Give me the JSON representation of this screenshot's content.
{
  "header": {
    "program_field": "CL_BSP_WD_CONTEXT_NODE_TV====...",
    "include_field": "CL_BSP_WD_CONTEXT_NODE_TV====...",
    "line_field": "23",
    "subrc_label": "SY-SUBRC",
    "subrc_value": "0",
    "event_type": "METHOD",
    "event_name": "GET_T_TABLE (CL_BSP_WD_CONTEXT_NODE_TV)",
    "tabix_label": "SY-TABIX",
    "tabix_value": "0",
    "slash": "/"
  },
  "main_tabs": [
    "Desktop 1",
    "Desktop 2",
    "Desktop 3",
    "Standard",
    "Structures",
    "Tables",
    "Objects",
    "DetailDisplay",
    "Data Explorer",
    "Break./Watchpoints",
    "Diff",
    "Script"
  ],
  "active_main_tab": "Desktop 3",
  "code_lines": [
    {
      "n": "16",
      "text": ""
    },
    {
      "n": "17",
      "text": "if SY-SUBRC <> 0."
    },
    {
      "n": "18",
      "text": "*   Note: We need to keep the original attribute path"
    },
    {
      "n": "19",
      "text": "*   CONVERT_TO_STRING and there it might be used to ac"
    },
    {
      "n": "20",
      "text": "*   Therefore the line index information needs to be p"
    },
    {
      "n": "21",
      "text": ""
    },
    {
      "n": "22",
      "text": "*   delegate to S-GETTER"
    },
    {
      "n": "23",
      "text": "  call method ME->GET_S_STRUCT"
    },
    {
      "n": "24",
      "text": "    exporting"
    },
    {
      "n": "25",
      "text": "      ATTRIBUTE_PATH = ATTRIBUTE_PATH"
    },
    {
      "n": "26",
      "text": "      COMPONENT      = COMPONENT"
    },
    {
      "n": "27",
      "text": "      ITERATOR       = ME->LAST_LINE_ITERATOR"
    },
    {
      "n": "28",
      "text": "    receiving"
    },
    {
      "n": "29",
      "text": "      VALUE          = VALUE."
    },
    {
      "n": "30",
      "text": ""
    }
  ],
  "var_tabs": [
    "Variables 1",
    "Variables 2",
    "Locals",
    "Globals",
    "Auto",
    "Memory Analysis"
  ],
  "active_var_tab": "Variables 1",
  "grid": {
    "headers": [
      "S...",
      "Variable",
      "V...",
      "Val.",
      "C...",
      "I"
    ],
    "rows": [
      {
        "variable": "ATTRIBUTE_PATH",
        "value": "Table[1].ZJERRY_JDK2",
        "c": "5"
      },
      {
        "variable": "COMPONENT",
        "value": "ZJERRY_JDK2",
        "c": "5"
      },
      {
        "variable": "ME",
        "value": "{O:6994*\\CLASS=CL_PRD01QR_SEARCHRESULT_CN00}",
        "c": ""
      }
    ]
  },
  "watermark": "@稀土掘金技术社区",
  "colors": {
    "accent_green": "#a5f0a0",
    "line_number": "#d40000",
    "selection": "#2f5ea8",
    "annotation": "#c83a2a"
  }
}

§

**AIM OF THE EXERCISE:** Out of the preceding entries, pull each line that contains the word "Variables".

**SOLUTION FOR THIS PROBLEM:**
    "Variables 1",
    "Variables 2",
  "active_var_tab": "Variables 1",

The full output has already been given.